What struck me most about Logan’s effort to be friends with Erin, as well as with Dane and Hailey and the rest of the teens in Swipe, was that Logan was willing to look out for them and do right by them even when that went underappreciated, unnoticed, or punished. Too often we measure our actions according to how helpful they might be for us or for achieving our own goals. By that I mean that even selfless actions—like doing a favor for someone or being generous—are too often thought of in terms of, “Will people notice this and like me more because of it?” Or, “Will I be rewarded, even indirectly, down the line?” But looking at Logan’s case, I notice that ultimately, many of his motivations reach beyond these considerations.
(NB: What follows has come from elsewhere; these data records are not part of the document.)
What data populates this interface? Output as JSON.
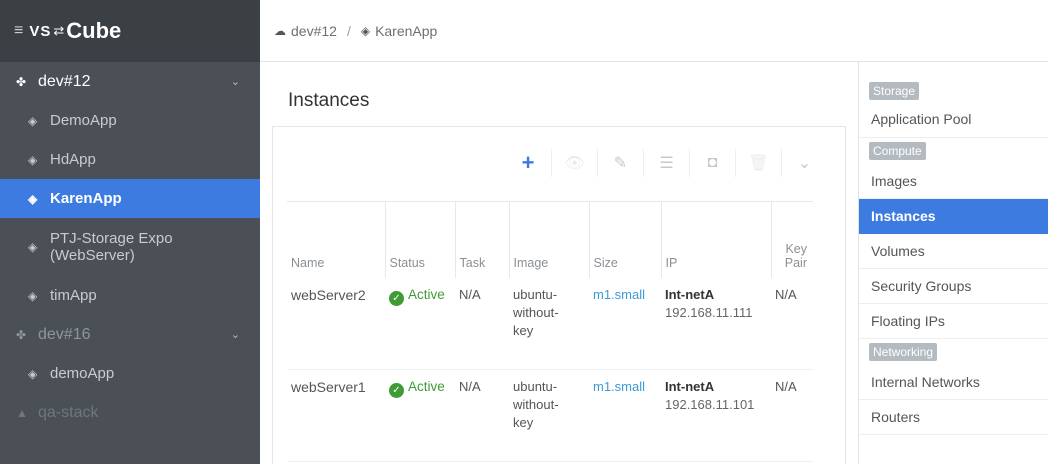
{
  "brand": {
    "menu_icon": "≡",
    "logo_vs": "VS",
    "logo_arrows": "⇄",
    "logo_cube": "Cube"
  },
  "sidebar": {
    "groups": [
      {
        "label": "dev#12",
        "icon": "projects-icon"
      },
      {
        "label": "dev#16",
        "icon": "projects-icon"
      },
      {
        "label": "qa-stack",
        "icon": "warning-icon"
      }
    ],
    "items": [
      {
        "label": "DemoApp"
      },
      {
        "label": "HdApp"
      },
      {
        "label": "KarenApp",
        "active": true
      },
      {
        "label_line1": "PTJ-Storage Expo",
        "label_line2": "(WebServer)"
      },
      {
        "label": "timApp"
      },
      {
        "label": "demoApp"
      }
    ]
  },
  "breadcrumb": {
    "project": "dev#12",
    "separator": "/",
    "app": "KarenApp"
  },
  "main": {
    "title": "Instances",
    "toolbar": {
      "add": "+",
      "view": "👁",
      "edit": "✎",
      "list": "☰",
      "snapshot": "◘",
      "delete": "🗑",
      "more": "⌄"
    },
    "columns": [
      "Name",
      "Status",
      "Task",
      "Image",
      "Size",
      "IP",
      "Key Pair"
    ],
    "rows": [
      {
        "name": "webServer2",
        "status": "Active",
        "task": "N/A",
        "image_l1": "ubuntu-",
        "image_l2": "without-",
        "image_l3": "key",
        "size": "m1.small",
        "net_name": "Int-netA",
        "net_ip": "192.168.11.111",
        "keypair": "N/A"
      },
      {
        "name": "webServer1",
        "status": "Active",
        "task": "N/A",
        "image_l1": "ubuntu-",
        "image_l2": "without-",
        "image_l3": "key",
        "size": "m1.small",
        "net_name": "Int-netA",
        "net_ip": "192.168.11.101",
        "keypair": "N/A"
      }
    ]
  },
  "rpanel": {
    "storage": {
      "badge": "Storage",
      "items": [
        "Application Pool"
      ]
    },
    "compute": {
      "badge": "Compute",
      "items": [
        "Images",
        "Instances",
        "Volumes",
        "Security Groups",
        "Floating IPs"
      ]
    },
    "networking": {
      "badge": "Networking",
      "items": [
        "Internal Networks",
        "Routers"
      ]
    }
  },
  "colors": {
    "accent": "#3d7be0",
    "sidebar_bg": "#4a5055",
    "brand_bg": "#3b4045",
    "active_green": "#3f9c35",
    "flavor_link": "#3d9ad9"
  }
}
By the end of Swipe, he is doing what he’s doing because he believes in it, and because he is following his heart and his passions and his basic respect for other people.
The thing about acting in this way is that there is a ripple effect to it. Like dropping a pebble in a pond, these simple actions, coming from the right place, have far-reaching positive effects, even if all the pebble does is sink. To a certain extent, Logan is willing to sink, and he makes a far bigger splash as a result.
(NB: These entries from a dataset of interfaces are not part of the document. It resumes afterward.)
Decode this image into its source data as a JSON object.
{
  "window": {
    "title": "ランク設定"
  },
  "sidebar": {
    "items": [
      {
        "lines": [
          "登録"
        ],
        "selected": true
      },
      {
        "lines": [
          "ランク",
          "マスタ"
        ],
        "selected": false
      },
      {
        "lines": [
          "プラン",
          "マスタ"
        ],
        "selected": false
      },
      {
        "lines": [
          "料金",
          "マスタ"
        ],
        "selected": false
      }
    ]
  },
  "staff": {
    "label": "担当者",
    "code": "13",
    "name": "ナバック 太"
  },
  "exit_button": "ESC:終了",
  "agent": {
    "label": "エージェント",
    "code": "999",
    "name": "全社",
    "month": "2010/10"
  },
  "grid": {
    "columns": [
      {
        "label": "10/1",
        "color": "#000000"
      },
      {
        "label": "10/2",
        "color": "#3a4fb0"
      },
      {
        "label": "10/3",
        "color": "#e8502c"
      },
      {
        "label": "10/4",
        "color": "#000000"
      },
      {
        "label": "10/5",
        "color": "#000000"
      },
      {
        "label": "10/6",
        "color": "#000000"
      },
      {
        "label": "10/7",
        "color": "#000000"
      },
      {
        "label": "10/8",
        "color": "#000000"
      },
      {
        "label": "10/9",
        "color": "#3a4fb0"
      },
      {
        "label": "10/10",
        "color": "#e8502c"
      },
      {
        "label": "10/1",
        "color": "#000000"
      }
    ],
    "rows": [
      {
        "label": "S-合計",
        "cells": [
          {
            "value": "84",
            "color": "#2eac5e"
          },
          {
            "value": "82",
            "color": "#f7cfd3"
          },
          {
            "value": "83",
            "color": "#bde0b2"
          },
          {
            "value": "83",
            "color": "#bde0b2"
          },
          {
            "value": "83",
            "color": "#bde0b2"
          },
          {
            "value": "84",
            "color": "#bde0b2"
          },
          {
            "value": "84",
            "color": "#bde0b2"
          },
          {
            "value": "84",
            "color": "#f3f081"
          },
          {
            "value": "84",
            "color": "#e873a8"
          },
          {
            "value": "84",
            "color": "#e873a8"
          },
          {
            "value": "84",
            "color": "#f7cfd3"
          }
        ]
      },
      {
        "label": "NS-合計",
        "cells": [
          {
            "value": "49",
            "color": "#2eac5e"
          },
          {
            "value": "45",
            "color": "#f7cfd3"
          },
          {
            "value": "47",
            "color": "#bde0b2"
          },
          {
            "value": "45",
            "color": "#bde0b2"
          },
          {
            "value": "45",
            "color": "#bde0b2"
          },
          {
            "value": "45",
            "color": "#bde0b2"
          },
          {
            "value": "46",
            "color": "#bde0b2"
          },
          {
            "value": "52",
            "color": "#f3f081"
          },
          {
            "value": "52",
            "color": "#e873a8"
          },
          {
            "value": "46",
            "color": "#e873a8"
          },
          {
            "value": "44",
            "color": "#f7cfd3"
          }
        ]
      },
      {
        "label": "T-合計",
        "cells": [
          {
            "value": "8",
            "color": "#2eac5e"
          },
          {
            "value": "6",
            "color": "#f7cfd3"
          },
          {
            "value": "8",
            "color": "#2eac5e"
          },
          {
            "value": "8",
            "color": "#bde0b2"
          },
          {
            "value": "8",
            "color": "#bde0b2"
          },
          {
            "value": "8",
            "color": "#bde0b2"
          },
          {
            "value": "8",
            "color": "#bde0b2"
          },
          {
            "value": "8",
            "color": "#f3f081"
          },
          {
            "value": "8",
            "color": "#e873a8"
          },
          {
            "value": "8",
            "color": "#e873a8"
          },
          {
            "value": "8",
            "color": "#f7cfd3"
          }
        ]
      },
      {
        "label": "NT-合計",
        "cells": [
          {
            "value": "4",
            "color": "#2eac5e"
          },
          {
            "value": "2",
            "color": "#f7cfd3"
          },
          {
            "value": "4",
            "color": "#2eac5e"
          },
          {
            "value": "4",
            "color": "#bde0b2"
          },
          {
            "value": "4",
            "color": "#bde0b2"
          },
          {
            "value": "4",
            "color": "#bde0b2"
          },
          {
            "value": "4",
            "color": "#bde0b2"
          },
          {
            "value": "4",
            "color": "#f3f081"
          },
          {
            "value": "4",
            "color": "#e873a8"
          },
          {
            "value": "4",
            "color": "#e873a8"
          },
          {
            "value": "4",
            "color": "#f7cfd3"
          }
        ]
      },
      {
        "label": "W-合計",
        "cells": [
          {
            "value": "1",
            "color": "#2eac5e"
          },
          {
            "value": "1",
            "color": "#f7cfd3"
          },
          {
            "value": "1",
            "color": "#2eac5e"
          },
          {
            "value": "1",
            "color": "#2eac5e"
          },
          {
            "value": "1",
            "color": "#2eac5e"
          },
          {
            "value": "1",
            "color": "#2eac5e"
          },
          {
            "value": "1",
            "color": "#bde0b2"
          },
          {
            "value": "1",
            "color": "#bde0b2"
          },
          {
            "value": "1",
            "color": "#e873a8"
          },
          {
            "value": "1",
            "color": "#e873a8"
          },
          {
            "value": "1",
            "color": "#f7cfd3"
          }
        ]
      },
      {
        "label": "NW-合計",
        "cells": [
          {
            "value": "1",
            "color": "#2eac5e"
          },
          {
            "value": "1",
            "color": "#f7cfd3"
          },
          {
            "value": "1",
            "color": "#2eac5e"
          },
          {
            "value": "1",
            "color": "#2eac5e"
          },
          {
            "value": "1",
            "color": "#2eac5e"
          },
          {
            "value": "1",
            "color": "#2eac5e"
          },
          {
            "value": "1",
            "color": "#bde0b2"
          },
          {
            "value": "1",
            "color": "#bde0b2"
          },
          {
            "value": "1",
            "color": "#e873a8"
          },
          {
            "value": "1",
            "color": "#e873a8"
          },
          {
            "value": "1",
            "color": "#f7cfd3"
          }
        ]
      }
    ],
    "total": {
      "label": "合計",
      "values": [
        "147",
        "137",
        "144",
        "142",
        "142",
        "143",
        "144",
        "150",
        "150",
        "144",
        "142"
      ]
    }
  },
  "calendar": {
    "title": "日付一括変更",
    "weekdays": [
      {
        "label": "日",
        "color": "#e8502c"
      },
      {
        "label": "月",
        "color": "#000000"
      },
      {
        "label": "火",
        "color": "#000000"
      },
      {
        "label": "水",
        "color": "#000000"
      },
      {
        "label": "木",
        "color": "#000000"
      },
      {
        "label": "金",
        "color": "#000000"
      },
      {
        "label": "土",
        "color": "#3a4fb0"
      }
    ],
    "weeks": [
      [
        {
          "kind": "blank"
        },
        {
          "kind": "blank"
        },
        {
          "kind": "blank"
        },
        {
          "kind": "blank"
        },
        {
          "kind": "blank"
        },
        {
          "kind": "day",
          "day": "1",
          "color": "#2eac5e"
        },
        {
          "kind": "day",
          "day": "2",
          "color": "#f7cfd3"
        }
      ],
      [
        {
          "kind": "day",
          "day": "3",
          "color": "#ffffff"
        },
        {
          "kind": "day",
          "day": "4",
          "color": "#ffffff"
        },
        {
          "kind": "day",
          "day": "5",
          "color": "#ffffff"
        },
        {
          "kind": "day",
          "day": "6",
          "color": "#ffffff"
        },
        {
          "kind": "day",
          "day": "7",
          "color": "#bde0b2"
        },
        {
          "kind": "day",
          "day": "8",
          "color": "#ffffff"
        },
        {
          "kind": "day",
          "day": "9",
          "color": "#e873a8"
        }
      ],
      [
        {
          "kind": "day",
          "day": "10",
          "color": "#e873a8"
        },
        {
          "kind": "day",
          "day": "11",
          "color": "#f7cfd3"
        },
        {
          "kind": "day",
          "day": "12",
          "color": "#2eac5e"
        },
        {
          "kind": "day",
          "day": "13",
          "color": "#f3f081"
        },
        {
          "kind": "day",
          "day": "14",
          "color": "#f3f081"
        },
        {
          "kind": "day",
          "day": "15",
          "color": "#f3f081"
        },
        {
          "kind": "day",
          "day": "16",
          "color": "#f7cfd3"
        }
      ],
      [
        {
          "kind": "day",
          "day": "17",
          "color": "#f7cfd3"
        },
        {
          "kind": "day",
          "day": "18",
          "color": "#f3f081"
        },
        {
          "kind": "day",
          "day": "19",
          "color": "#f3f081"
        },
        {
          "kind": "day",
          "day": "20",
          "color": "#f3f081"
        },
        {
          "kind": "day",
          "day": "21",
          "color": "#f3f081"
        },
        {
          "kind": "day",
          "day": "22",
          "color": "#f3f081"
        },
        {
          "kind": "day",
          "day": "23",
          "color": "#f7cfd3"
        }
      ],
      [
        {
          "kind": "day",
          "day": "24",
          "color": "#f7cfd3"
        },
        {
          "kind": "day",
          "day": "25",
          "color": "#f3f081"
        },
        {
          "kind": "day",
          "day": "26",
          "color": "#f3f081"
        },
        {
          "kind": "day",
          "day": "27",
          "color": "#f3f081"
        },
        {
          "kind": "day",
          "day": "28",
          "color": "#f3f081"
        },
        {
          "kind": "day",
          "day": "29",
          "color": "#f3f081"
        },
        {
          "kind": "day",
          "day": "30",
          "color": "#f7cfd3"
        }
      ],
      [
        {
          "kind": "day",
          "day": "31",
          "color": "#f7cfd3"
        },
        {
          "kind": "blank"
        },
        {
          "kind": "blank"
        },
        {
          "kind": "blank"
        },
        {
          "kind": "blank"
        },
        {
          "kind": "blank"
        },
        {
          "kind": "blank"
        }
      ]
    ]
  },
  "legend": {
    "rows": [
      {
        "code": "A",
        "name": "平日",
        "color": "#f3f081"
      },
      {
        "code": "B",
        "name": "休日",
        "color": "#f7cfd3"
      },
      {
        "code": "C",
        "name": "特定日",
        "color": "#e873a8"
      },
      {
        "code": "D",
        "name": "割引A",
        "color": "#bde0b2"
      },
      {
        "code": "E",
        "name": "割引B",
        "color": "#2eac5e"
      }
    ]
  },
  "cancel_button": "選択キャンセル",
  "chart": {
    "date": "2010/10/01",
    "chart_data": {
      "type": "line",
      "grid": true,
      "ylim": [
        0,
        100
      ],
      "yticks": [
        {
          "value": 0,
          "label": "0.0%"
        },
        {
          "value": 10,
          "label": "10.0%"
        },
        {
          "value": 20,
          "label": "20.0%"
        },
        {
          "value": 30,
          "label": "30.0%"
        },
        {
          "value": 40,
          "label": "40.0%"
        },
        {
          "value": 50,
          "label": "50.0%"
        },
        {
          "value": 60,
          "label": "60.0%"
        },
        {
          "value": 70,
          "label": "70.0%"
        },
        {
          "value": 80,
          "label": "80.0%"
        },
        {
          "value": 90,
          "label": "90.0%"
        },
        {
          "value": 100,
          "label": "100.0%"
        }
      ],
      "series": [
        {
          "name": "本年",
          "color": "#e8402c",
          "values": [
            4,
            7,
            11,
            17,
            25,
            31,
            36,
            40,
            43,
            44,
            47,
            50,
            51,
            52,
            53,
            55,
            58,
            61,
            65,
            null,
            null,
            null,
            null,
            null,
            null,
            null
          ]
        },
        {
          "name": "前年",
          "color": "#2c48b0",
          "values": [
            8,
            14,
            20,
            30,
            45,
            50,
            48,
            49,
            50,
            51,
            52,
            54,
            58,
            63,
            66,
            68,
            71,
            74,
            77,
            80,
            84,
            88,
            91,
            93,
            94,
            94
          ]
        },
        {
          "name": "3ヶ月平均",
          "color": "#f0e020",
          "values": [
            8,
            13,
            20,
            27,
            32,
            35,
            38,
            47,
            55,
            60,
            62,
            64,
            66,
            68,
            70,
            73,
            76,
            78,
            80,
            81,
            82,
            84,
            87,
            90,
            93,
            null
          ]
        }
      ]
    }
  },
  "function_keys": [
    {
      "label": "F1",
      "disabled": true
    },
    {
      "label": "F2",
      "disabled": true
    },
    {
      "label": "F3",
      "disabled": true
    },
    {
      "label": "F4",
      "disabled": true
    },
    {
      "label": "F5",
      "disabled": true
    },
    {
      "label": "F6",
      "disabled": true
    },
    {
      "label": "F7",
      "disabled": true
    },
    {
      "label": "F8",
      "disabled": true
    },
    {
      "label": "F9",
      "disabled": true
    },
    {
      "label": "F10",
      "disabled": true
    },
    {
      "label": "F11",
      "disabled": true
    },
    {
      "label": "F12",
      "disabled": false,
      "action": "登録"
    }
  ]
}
For any teens looking for friends, I might suggest keeping this in mind. Be generous and kind and honest in your actions to other people even if it goes unnoticed or underappreciated or punished. Eventually, the ripples of these actions add up, and you will find yourself making waves.
Well, I’m very excited to be able to say that the second book, Sneak, will be available everywhere in September. And I’m equally excited to say that I’m in the process of writing the third book in the Swipe series now. So there will be at least three! From there, we’ll just have to see where Logan and Erin and the rest of the Dust end up. And I’ll just have to see whether or not I can continue to evade DOME. No matter what happens, though, I very much look forward to chronicling this adventure as it goes.
Me too, Evan. I can’t wait to find out what happens next. Any other fictional adventures you’re working on besides the Swipe series?
Currently, all of my energy is going toward making sure Logan’s story and the story of the Dust is told well and is heard by as many people as possible. By now, everyone involved is in a bit of a tight spot, to put it mildly. All of them are in worse trouble than they’ve ever been, and there’s no easy way to undo the choices they’ve made in Swipe. But Logan has a purpose now. He’s on a mission that’ll take him all the way across the American Union, and he’s determined to see it through, no matter the consequences. It’s a really fun adventure with a lot of twists and turns, and right now my job is to transcribe it as fully and as truthfully as I can.
But if DOME asks, you know nothing about it.
You got it, Evan! My lips are sealed to all DOME agents. Where can readers learn more about you and your writing?
Careful who hears you asking that question! The Swipe series is officially banned throughout the American Union, and DOME is none too pleased with anyone who’s looking for it—especially if they’re Markless.
But if DOME does give you any trouble, let me know, and I’ll see if I can pull any strings within my network. Best places to find me online are www.facebook.com/swipeseries (where we have Swipe videos, pictures, wallpapers, fan profiles, contests, giveaways, and even a Swipe-inspired iPad adventure game!), www.evanangler.com, and www.twitter.com/evanangler. You might find some rumors in there about upcoming Swipe books too, but if anyone sees you reading them—deny everything.
And I was never here.
Whew! I sure got nervous talking with Evan. I was sure some DOME agents were going to burst through my door and arrest me–make me get the mark. But all is well. Evan is gone now, and we managed to get this interview to you fine people, so you can all learn what’s going on in the American Union, which, if you’re confused, is what used to be the United States of America. I know, right? Freaky.
Evan’s Publisher is giving away one copy of Swipe to a lucky reader today. This is your BIG chance to find out what’s going on around here. Please enter on the form below!